What needs to be done: The entries that follow need to be retyped verbatim.

Input material:

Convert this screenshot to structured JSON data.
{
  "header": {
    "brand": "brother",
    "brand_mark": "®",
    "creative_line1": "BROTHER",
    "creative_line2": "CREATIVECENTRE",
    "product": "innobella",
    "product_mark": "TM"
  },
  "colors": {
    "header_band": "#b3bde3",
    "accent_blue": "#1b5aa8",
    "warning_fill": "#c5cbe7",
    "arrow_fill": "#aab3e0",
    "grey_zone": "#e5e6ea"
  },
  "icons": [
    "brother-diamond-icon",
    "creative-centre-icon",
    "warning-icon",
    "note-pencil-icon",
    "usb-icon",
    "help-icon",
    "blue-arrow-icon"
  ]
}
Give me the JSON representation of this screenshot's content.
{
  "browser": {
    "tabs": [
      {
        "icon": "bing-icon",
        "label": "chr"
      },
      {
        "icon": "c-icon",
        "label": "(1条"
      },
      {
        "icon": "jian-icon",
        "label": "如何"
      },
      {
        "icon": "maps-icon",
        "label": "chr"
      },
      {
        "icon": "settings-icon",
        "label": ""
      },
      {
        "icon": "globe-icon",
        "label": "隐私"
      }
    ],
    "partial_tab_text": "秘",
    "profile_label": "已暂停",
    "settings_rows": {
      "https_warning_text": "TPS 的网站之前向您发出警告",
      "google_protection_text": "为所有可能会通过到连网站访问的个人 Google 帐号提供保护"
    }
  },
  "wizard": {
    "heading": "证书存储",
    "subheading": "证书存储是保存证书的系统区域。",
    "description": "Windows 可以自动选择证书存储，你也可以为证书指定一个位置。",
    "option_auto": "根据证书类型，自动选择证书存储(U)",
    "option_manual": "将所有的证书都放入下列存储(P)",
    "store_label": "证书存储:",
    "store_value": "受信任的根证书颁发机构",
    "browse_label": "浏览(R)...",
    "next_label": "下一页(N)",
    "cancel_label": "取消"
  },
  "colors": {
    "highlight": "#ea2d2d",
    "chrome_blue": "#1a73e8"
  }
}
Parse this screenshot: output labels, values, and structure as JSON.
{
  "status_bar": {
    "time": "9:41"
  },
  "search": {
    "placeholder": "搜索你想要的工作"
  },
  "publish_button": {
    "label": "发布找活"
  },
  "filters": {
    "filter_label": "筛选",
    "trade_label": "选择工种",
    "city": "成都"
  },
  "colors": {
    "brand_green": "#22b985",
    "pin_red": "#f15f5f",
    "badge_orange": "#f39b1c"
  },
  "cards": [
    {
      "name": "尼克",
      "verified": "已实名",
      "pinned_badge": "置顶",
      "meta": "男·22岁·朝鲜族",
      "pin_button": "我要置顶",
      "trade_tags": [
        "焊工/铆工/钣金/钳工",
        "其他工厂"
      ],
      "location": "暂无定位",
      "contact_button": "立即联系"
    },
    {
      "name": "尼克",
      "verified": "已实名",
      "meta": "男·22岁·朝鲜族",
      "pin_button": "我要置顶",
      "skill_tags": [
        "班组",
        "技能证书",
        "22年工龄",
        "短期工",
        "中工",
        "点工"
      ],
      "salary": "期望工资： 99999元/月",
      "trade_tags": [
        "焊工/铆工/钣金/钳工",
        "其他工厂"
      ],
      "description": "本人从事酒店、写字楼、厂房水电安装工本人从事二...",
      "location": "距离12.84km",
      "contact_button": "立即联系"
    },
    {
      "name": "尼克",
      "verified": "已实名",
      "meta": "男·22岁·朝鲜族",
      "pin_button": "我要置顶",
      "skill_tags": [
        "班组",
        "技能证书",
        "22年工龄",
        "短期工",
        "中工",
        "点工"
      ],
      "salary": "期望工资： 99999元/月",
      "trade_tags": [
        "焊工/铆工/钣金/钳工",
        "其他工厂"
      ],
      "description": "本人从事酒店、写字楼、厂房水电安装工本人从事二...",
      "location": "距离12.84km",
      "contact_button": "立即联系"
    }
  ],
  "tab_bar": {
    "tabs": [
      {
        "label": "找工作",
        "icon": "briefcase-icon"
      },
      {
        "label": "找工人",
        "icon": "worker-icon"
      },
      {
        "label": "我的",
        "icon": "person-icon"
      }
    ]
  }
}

Reply:
Convert this screenshot to structured JSON data.
{
  "header": {
    "brand": "brother",
    "brand_mark": "®",
    "creative_line1": "BROTHER",
    "creative_line2": "CREATIVECENTRE",
    "product": "innobella",
    "product_mark": "TM"
  },
  "colors": {
    "header_band": "#b3bde3",
    "accent_blue": "#1b5aa8",
    "warning_fill": "#c5cbe7",
    "arrow_fill": "#aab3e0",
    "grey_zone": "#e5e6ea"
  },
  "icons": [
    "brother-diamond-icon",
    "creative-centre-icon",
    "warning-icon",
    "note-pencil-icon",
    "usb-icon",
    "help-icon",
    "blue-arrow-icon"
  ]
}
Give me the JSON representation of this screenshot's content.
{
  "browser": {
    "tabs": [
      {
        "icon": "bing-icon",
        "label": "chr"
      },
      {
        "icon": "c-icon",
        "label": "(1条"
      },
      {
        "icon": "jian-icon",
        "label": "如何"
      },
      {
        "icon": "maps-icon",
        "label": "chr"
      },
      {
        "icon": "settings-icon",
        "label": ""
      },
      {
        "icon": "globe-icon",
        "label": "隐私"
      }
    ],
    "partial_tab_text": "秘",
    "profile_label": "已暂停",
    "settings_rows": {
      "https_warning_text": "TPS 的网站之前向您发出警告",
      "google_protection_text": "为所有可能会通过到连网站访问的个人 Google 帐号提供保护"
    }
  },
  "wizard": {
    "heading": "证书存储",
    "subheading": "证书存储是保存证书的系统区域。",
    "description": "Windows 可以自动选择证书存储，你也可以为证书指定一个位置。",
    "option_auto": "根据证书类型，自动选择证书存储(U)",
    "option_manual": "将所有的证书都放入下列存储(P)",
    "store_label": "证书存储:",
    "store_value": "受信任的根证书颁发机构",
    "browse_label": "浏览(R)...",
    "next_label": "下一页(N)",
    "cancel_label": "取消"
  },
  "colors": {
    "highlight": "#ea2d2d",
    "chrome_blue": "#1a73e8"
  }
}
Parse this screenshot: output labels, values, and structure as JSON.
{
  "status_bar": {
    "time": "9:41"
  },
  "search": {
    "placeholder": "搜索你想要的工作"
  },
  "publish_button": {
    "label": "发布找活"
  },
  "filters": {
    "filter_label": "筛选",
    "trade_label": "选择工种",
    "city": "成都"
  },
  "colors": {
    "brand_green": "#22b985",
    "pin_red": "#f15f5f",
    "badge_orange": "#f39b1c"
  },
  "cards": [
    {
      "name": "尼克",
      "verified": "已实名",
      "pinned_badge": "置顶",
      "meta": "男·22岁·朝鲜族",
      "pin_button": "我要置顶",
      "trade_tags": [
        "焊工/铆工/钣金/钳工",
        "其他工厂"
      ],
      "location": "暂无定位",
      "contact_button": "立即联系"
    },
    {
      "name": "尼克",
      "verified": "已实名",
      "meta": "男·22岁·朝鲜族",
      "pin_button": "我要置顶",
      "skill_tags": [
        "班组",
        "技能证书",
        "22年工龄",
        "短期工",
        "中工",
        "点工"
      ],
      "salary": "期望工资： 99999元/月",
      "trade_tags": [
        "焊工/铆工/钣金/钳工",
        "其他工厂"
      ],
      "description": "本人从事酒店、写字楼、厂房水电安装工本人从事二...",
      "location": "距离12.84km",
      "contact_button": "立即联系"
    },
    {
      "name": "尼克",
      "verified": "已实名",
      "meta": "男·22岁·朝鲜族",
      "pin_button": "我要置顶",
      "skill_tags": [
        "班组",
        "技能证书",
        "22年工龄",
        "短期工",
        "中工",
        "点工"
      ],
      "salary": "期望工资： 99999元/月",
      "trade_tags": [
        "焊工/铆工/钣金/钳工",
        "其他工厂"
      ],
      "description": "本人从事酒店、写字楼、厂房水电安装工本人从事二...",
      "location": "距离12.84km",
      "contact_button": "立即联系"
    }
  ],
  "tab_bar": {
    "tabs": [
      {
        "label": "找工作",
        "icon": "briefcase-icon"
      },
      {
        "label": "找工人",
        "icon": "worker-icon"
      },
      {
        "label": "我的",
        "icon": "person-icon"
      }
    ]
  }
}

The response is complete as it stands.